Crowdfunding or not, it seems to me that this is where the marketing of films has been going and will continue to go. Even with a traditionally funded film such as “The Interrupters,” it would have been impossible for that film to have its continuing impact without the Internet and social media – especially given the miniscule amount of money we had to spend on marketing. Crowdfunding seems like an outgrowth of that community-building trend. We looked at all the sites and picked Indiegogo because it seemed to have a broad reach and we’d get to keep the money we raised even if we didn’t make our goal. It will all help!

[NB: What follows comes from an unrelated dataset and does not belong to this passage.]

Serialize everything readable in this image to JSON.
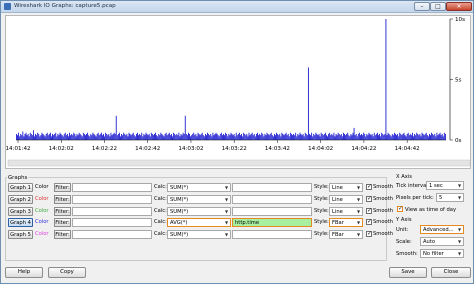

Crowdfunding isn’t without its drawbacks. It’s been a learning curve. We’re finding that a tremendous amount of work goes into mounting a campaign, putting the perks together and getting the word out. It’s a labor-intensive undertaking, and I’m very thankful that my partners have taken the lead on it. There’s also no guarantee of success, just like any other type of fundraising. I’ve had my share of films for which finding funding has been extremely painful. You don’t escape that. But with crowdfunding you’re at least more in control of your fate.

Another potential drawback is that it probably doesn’t work for every type of story — it just wouldn’t have been right for “Stevie,” for example. He’s the kind of main subject that most people, I think, would have a hard time being inspired enough by to make a donation. However, in hindsight, I think “The Interrupters” would have been a success if early on we had put together a video featuring one interrupter that showed what he was doing. We’ve found that people feel very strongly about the issue, even though back when we were making the film we often wondered, “Who is actually going to want to see this movie?” But that’s hindsight.

So crowdfunding should not be viewed as the savior of documentary filmmaking. You need other opportunities for filmmakers to tell stories that aren’t necessarily issue-oriented or about heroic subjects. That’s the hardest funding to get from regular means anyway, and it may be even harder this way. Plus, traditional sources of funding — foundations, broadcasters, distributors — still need to do their part. They shouldn’t be let off the hook, so to speak, in the brave new DIY world.

And that’s because, given how expensive it is to make a feature documentary, the level of support most filmmakers can muster from crowdfunding isn’t going to fully fund their film. (Yes, I know there are exceptions, but that’s precisely what they are.) Key funding early on — or on the home stretch to finishing — can truly save a film. When I was starting out and banging my head against the wall trying to secure initial funding, crowdfunding would have been a godsend.

So overall, I think it’s a great avenue. I can’t imagine a better film for this approach than this one, especially at this key phase. This project will be community-based in how it is delivered. Raj Patel has contacts around the world, and he has a tremendous network helping this get off the ground. Raj and team member Meredith Palmer, in particular, have been absolutely inspired in their efforts to seek out support and draw attention to the project. Recently, Raj was even able to get a couple of generous donors to put up matching grants that really gave the campaign a second wind. With this support, we hope to find the kinds of compelling stories that will put us in a much stronger position to go to traditional funding sources when it comes to financing the actual production.